Work instruction: Produce a faithful copy of the data, one that leaves out the pictures.

Records for this task:
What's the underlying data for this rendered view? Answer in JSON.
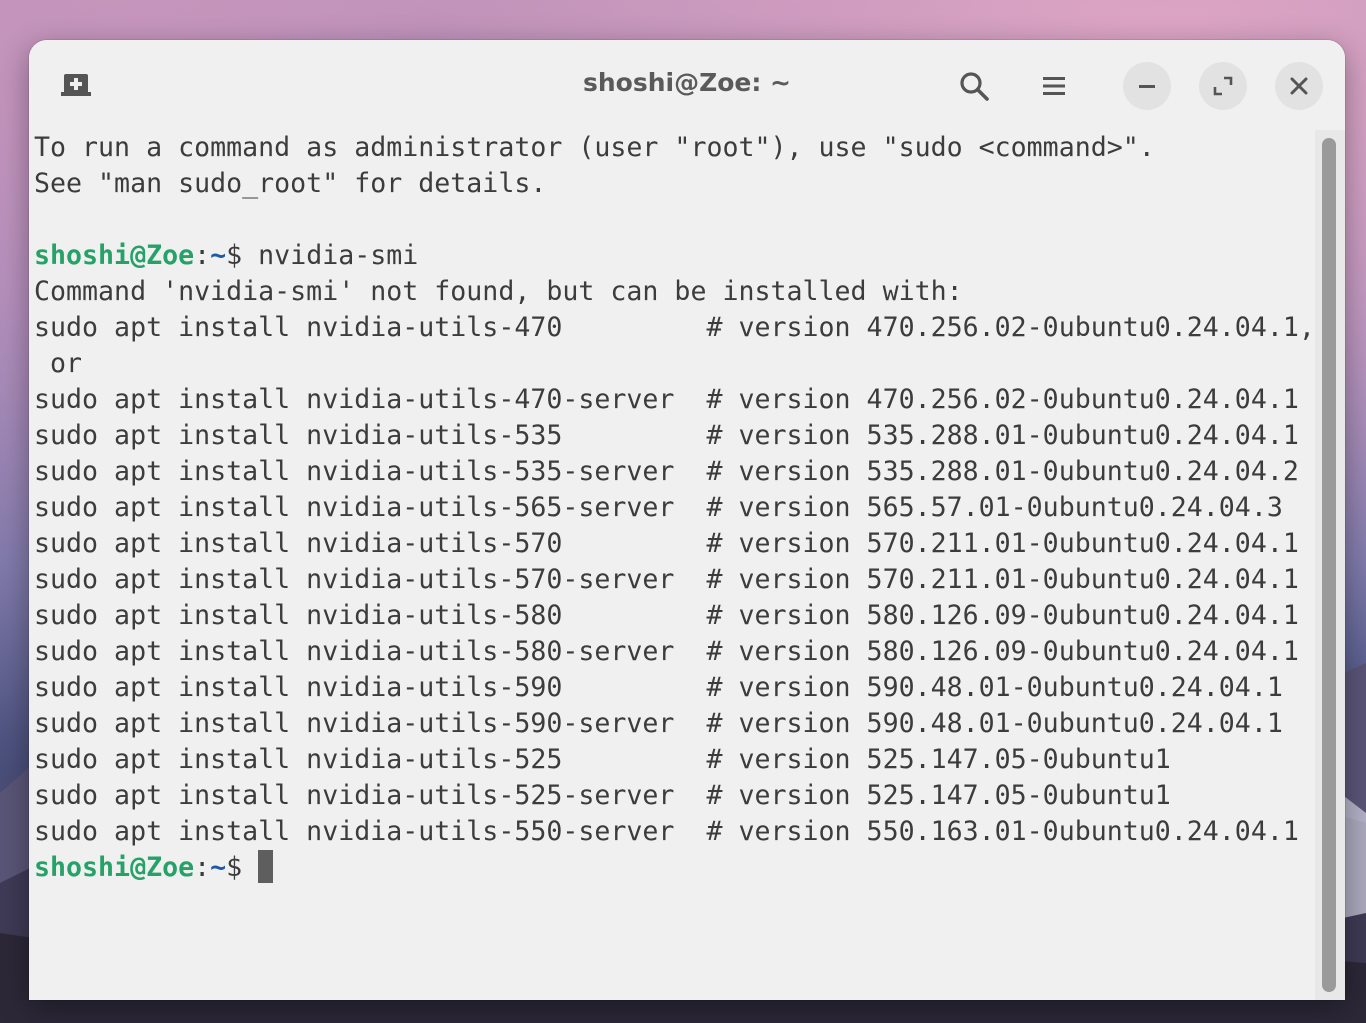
{
  "window": {
    "title": "shoshi@Zoe: ~",
    "icons": {
      "new_tab": "new-tab-icon",
      "search": "search-icon",
      "menu": "hamburger-menu-icon",
      "minimize": "minimize-icon",
      "maximize": "maximize-icon",
      "close": "close-icon"
    }
  },
  "prompt": {
    "user_host": "shoshi@Zoe",
    "colon": ":",
    "path": "~",
    "symbol": "$ "
  },
  "terminal": {
    "intro_lines": [
      "To run a command as administrator (user \"root\"), use \"sudo <command>\".",
      "See \"man sudo_root\" for details.",
      ""
    ],
    "command": "nvidia-smi",
    "output_lines": [
      "Command 'nvidia-smi' not found, but can be installed with:",
      "sudo apt install nvidia-utils-470         # version 470.256.02-0ubuntu0.24.04.1,",
      " or",
      "sudo apt install nvidia-utils-470-server  # version 470.256.02-0ubuntu0.24.04.1",
      "sudo apt install nvidia-utils-535         # version 535.288.01-0ubuntu0.24.04.1",
      "sudo apt install nvidia-utils-535-server  # version 535.288.01-0ubuntu0.24.04.2",
      "sudo apt install nvidia-utils-565-server  # version 565.57.01-0ubuntu0.24.04.3",
      "sudo apt install nvidia-utils-570         # version 570.211.01-0ubuntu0.24.04.1",
      "sudo apt install nvidia-utils-570-server  # version 570.211.01-0ubuntu0.24.04.1",
      "sudo apt install nvidia-utils-580         # version 580.126.09-0ubuntu0.24.04.1",
      "sudo apt install nvidia-utils-580-server  # version 580.126.09-0ubuntu0.24.04.1",
      "sudo apt install nvidia-utils-590         # version 590.48.01-0ubuntu0.24.04.1",
      "sudo apt install nvidia-utils-590-server  # version 590.48.01-0ubuntu0.24.04.1",
      "sudo apt install nvidia-utils-525         # version 525.147.05-0ubuntu1",
      "sudo apt install nvidia-utils-525-server  # version 525.147.05-0ubuntu1",
      "sudo apt install nvidia-utils-550-server  # version 550.163.01-0ubuntu0.24.04.1"
    ]
  },
  "colors": {
    "prompt_user": "#26a269",
    "prompt_path": "#1c5aa6",
    "text": "#3c3c3c",
    "background": "#f0f0f0"
  }
}
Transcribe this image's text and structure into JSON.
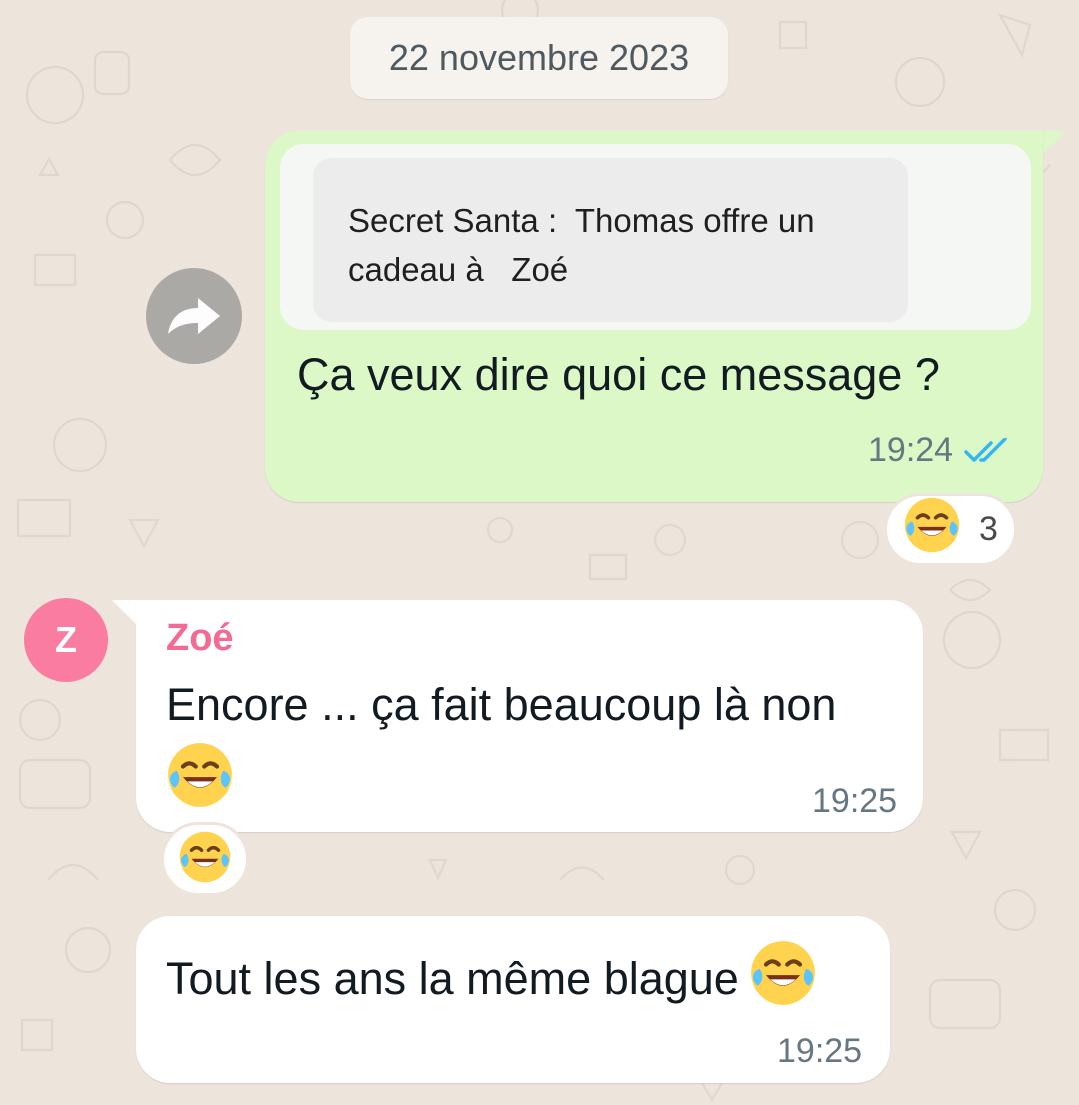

Expected answer:
What's the underlying data for this rendered view? Answer in JSON.
{
  "window": {
    "title": "shoshi@Zoe: ~",
    "icons": {
      "new_tab": "new-tab-icon",
      "search": "search-icon",
      "menu": "hamburger-menu-icon",
      "minimize": "minimize-icon",
      "maximize": "maximize-icon",
      "close": "close-icon"
    }
  },
  "prompt": {
    "user_host": "shoshi@Zoe",
    "colon": ":",
    "path": "~",
    "symbol": "$ "
  },
  "terminal": {
    "intro_lines": [
      "To run a command as administrator (user \"root\"), use \"sudo <command>\".",
      "See \"man sudo_root\" for details.",
      ""
    ],
    "command": "nvidia-smi",
    "output_lines": [
      "Command 'nvidia-smi' not found, but can be installed with:",
      "sudo apt install nvidia-utils-470         # version 470.256.02-0ubuntu0.24.04.1,",
      " or",
      "sudo apt install nvidia-utils-470-server  # version 470.256.02-0ubuntu0.24.04.1",
      "sudo apt install nvidia-utils-535         # version 535.288.01-0ubuntu0.24.04.1",
      "sudo apt install nvidia-utils-535-server  # version 535.288.01-0ubuntu0.24.04.2",
      "sudo apt install nvidia-utils-565-server  # version 565.57.01-0ubuntu0.24.04.3",
      "sudo apt install nvidia-utils-570         # version 570.211.01-0ubuntu0.24.04.1",
      "sudo apt install nvidia-utils-570-server  # version 570.211.01-0ubuntu0.24.04.1",
      "sudo apt install nvidia-utils-580         # version 580.126.09-0ubuntu0.24.04.1",
      "sudo apt install nvidia-utils-580-server  # version 580.126.09-0ubuntu0.24.04.1",
      "sudo apt install nvidia-utils-590         # version 590.48.01-0ubuntu0.24.04.1",
      "sudo apt install nvidia-utils-590-server  # version 590.48.01-0ubuntu0.24.04.1",
      "sudo apt install nvidia-utils-525         # version 525.147.05-0ubuntu1",
      "sudo apt install nvidia-utils-525-server  # version 525.147.05-0ubuntu1",
      "sudo apt install nvidia-utils-550-server  # version 550.163.01-0ubuntu0.24.04.1"
    ]
  },
  "colors": {
    "prompt_user": "#26a269",
    "prompt_path": "#1c5aa6",
    "text": "#3c3c3c",
    "background": "#f0f0f0"
  }
}
Transcribe this image's text and structure into JSON.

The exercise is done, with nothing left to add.